YOUR TASK:
What lines below include the string "столбцы"? Pick them out and copy them.

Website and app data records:

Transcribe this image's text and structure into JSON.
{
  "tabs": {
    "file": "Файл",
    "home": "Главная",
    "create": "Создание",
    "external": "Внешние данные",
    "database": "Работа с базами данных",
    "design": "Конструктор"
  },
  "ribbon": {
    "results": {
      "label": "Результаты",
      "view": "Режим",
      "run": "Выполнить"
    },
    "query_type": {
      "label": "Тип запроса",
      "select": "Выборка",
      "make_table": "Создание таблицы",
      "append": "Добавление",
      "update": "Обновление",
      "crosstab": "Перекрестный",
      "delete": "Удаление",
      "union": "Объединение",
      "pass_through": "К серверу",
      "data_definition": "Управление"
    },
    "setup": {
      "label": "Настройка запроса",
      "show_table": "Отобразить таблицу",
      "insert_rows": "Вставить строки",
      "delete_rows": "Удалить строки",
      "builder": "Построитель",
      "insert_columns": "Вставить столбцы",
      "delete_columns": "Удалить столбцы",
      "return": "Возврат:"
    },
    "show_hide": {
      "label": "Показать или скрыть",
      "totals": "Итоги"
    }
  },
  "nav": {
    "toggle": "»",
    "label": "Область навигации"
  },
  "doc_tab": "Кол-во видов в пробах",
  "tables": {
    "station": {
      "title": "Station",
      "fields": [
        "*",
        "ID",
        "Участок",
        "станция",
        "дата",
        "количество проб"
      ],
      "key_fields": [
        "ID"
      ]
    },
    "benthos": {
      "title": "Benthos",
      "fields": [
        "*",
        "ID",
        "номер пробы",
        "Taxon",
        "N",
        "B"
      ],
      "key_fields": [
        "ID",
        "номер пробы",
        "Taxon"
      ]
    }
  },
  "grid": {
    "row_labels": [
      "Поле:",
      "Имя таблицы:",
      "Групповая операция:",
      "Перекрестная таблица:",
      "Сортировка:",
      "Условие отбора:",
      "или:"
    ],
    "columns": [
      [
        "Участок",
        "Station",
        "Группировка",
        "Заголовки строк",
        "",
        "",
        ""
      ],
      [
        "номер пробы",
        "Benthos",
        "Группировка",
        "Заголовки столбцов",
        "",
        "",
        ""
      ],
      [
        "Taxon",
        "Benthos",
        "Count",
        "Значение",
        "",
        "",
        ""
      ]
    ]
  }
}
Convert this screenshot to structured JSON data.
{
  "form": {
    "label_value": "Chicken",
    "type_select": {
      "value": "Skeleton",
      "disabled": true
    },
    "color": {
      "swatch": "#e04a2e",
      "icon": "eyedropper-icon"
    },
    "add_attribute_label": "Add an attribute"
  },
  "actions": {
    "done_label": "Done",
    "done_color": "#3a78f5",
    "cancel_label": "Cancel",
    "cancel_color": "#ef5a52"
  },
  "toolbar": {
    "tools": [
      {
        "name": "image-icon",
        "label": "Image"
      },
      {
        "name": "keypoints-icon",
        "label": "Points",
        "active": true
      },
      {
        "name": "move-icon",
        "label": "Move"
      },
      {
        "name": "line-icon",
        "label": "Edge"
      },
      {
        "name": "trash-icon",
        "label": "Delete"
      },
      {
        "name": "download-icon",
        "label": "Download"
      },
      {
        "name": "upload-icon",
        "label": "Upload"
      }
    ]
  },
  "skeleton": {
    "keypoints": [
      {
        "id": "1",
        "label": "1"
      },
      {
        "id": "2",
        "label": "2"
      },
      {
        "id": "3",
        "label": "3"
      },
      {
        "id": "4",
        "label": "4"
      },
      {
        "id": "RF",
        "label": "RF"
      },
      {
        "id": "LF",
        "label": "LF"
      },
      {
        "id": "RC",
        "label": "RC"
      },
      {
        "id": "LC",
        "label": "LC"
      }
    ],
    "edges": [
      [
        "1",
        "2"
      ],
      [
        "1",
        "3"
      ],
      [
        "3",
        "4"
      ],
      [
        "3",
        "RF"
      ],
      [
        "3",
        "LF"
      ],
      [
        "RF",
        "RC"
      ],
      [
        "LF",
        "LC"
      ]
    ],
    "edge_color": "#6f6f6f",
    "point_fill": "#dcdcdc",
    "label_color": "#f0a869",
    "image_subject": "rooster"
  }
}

EXERCISE SOLUTION:
      "insert_columns": "Вставить столбцы",
      "delete_columns": "Удалить столбцы",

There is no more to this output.